doi:10.1038/nindia.2014.121 Published online 7 September 2014
Researchers in New Delhi have sequenced the draft genome of 'army worm' Spodoptera frugipedra, one of the most destructive agricultural pests responsible for crop damage in tropical and subtropical regions of the world1.
This is the fourth genome publication from India (non-microbial) and the first without foreign collaboration, according to the researchers.
S. frugiperda belongs to the second largest order of insects called Lepidoptera that include butterflies. While the biology of other lepidoterans, such as Danaus plexippus and Heliconius had been studied earlier, there has not been much focus on the important pest S. frugiperda due to unavailability of its genome. A major limitation in obtaining extensive genetic data was the prohibitive costs associated with sequencing and assembling large eukaryotic genomes.

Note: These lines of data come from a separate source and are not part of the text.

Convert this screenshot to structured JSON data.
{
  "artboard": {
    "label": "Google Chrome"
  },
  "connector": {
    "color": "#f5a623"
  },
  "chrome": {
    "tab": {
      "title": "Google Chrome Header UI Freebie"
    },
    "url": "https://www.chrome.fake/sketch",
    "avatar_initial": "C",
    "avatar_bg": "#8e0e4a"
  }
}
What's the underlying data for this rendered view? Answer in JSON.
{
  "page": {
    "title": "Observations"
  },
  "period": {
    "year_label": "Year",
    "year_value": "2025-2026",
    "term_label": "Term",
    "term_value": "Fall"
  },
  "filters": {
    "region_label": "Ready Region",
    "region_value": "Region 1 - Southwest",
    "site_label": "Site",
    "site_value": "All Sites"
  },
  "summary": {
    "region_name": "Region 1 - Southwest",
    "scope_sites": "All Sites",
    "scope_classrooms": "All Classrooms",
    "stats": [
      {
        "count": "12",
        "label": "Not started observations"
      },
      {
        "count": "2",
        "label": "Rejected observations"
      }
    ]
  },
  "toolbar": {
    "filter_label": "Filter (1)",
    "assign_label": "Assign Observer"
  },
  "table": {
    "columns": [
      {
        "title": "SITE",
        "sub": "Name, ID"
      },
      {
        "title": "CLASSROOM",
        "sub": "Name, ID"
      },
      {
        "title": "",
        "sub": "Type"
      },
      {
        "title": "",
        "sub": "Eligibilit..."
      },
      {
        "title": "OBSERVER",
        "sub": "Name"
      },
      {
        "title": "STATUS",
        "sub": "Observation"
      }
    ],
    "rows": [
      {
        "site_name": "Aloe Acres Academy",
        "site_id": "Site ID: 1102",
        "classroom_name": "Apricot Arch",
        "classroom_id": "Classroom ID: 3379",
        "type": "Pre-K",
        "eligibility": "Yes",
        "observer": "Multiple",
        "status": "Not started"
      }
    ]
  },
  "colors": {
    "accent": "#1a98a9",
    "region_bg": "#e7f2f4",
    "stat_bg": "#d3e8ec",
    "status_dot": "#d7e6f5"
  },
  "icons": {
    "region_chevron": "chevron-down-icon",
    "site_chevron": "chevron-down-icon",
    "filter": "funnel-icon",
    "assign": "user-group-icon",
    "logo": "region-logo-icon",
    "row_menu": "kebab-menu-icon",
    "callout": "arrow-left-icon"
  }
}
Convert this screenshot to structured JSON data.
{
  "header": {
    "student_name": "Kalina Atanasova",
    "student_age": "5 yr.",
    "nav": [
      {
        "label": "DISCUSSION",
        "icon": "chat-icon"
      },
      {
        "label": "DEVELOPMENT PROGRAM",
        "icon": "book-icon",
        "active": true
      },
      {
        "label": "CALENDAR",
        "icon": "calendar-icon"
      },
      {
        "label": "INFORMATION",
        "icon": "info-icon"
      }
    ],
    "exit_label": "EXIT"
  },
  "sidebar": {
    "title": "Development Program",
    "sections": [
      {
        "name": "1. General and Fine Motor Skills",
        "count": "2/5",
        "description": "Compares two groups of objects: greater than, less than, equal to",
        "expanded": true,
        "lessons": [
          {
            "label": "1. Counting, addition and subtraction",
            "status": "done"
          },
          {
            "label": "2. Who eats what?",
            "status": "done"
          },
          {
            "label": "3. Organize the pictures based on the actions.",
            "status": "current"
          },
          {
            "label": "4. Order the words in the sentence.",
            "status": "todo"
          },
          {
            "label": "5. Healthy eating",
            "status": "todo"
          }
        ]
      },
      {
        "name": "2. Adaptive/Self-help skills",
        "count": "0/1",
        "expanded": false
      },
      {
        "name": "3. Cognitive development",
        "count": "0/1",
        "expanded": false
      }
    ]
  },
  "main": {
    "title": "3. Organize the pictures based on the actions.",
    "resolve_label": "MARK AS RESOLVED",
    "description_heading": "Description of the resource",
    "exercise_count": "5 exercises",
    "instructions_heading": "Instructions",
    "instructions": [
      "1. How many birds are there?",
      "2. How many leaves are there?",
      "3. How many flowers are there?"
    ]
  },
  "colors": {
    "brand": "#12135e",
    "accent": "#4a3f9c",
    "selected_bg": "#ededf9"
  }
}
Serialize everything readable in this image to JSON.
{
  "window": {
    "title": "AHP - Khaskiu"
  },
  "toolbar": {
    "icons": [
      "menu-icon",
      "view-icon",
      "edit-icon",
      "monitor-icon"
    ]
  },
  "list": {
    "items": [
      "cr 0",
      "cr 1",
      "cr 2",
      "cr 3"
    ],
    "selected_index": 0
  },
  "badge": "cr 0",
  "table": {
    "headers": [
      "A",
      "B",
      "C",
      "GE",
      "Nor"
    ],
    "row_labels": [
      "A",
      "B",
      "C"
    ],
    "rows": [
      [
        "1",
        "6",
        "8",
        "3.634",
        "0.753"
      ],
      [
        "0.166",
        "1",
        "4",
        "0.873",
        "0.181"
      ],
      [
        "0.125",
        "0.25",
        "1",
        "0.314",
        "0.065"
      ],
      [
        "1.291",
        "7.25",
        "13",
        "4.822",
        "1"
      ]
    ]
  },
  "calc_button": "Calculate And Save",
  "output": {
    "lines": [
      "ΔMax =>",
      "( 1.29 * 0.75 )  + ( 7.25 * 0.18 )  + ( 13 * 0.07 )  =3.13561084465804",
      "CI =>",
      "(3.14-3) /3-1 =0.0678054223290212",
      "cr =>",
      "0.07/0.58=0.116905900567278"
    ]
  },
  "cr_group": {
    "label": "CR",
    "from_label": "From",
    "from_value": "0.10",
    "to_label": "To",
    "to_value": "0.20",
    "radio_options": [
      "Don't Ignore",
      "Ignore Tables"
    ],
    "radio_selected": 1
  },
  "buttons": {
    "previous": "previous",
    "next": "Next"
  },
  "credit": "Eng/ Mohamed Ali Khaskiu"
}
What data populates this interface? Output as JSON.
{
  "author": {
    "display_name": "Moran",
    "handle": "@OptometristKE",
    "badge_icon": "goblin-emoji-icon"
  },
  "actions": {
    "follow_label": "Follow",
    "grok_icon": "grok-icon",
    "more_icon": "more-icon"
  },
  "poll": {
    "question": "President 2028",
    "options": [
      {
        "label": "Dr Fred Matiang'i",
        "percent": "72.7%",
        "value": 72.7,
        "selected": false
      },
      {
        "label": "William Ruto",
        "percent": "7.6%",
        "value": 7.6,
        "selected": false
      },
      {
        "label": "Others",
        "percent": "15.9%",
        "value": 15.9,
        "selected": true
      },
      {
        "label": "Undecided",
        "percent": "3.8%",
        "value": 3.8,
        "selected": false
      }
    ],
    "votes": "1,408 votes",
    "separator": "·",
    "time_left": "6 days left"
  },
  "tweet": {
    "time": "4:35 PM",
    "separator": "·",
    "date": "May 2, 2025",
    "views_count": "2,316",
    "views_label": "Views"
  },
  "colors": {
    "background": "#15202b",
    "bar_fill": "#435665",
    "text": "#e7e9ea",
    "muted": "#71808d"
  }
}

Now scientists at the International Centre for Genetic Engineering and Biotechnology (ICGEB) in New Delhi have generated and assembled a draft sequence for S. frugiperda using 'cost effective' Next-Generation Sequencing (NGS) platforms. They have annotated the sequenced genomic libraries against Reference Sequence Protein Database at the U.S. National Center for Biotechnology Information. "The use of three different NGS platforms significantly improved sequencing throughput and reduced costs," says Madavan Vasudevan of Bangalore-based Bionivid Technology that provided the NGS services to the ICGEB scientists.
"Globally this is one of the few publications where the whole genome sequencing and data analysis strategy involved multiple platforms enabling the scientists to complete the whole work in just 20 months," he told Nature India.
The researchers say their work would help understand the genetic basis of S. frugiperda biology and facilitate studies of comparative genomics and basic research leading towards genome based approaches for the control of this pest.